(YOUR GOAL): Pick out every line of the entries below where "that" occurs, and copy those lines.

Interface dataset entries:
---+---

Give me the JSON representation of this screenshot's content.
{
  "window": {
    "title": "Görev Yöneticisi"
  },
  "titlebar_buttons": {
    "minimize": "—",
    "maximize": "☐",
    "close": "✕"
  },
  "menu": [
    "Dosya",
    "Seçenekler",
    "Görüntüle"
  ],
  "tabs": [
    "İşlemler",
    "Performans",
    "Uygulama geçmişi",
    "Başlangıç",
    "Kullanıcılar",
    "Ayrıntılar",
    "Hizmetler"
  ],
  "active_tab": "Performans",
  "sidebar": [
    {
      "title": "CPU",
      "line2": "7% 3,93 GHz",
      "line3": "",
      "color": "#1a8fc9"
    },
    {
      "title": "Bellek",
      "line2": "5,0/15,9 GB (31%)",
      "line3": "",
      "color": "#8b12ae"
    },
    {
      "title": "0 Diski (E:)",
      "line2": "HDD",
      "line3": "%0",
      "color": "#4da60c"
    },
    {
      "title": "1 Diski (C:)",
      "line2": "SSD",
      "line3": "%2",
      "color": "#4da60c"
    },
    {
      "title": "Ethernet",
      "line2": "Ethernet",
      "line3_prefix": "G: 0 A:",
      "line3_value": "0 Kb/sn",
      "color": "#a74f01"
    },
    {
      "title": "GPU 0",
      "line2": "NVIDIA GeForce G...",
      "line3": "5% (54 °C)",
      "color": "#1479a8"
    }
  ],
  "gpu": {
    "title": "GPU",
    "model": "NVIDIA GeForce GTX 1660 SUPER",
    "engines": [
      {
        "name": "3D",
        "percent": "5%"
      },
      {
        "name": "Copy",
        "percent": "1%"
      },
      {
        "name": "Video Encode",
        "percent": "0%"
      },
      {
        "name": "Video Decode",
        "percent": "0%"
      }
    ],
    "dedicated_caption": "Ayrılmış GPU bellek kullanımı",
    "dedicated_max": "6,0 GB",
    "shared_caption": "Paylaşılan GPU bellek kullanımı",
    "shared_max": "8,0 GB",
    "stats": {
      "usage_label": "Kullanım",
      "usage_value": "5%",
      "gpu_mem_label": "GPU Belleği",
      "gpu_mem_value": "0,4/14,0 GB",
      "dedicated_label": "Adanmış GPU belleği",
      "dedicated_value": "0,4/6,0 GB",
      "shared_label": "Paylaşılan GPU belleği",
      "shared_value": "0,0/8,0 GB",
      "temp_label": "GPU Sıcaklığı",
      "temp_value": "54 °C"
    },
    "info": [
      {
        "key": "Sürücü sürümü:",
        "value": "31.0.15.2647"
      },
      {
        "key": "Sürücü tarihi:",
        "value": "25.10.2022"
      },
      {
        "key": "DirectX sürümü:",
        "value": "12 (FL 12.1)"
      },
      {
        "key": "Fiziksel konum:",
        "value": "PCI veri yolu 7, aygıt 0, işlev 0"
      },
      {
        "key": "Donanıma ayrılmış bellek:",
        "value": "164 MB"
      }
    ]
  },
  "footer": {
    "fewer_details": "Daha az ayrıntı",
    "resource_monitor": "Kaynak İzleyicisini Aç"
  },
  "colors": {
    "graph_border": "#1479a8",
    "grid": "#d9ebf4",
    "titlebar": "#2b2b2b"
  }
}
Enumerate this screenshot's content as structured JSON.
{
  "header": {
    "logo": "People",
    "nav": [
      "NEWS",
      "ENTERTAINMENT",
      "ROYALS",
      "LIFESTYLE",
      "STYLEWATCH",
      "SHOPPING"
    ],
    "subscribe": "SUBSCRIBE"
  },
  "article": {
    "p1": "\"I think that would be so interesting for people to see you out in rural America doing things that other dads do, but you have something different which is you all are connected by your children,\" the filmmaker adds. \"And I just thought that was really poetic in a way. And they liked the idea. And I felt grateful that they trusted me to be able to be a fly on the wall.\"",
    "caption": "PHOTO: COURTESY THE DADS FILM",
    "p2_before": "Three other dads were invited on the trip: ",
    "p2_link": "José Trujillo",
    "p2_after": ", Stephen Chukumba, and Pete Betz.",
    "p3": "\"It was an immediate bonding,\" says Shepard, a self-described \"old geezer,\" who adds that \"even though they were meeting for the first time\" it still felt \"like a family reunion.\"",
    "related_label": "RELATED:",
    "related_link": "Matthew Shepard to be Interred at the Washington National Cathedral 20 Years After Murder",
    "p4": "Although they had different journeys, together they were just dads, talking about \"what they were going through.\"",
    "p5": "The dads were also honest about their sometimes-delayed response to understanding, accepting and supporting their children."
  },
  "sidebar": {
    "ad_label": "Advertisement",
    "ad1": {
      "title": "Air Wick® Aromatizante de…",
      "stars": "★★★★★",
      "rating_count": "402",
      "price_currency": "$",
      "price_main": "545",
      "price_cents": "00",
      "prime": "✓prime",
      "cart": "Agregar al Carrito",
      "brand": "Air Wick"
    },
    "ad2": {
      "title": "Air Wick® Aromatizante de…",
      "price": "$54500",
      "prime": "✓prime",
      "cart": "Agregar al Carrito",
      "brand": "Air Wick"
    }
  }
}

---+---

(ANSWER SECTION):
    "p1": "\"I think that would be so interesting for people to see you out in rural America doing things that other dads do, but you have something different which is you all are connected by your children,\" the filmmaker adds. \"And I just thought that was really poetic in a way. And they liked the idea. And I felt grateful that they trusted me to be able to be a fly on the wall.\"",
    "p3": "\"It was an immediate bonding,\" says Shepard, a self-described \"old geezer,\" who adds that \"even though they were meeting for the first time\" it still felt \"like a family reunion.\"",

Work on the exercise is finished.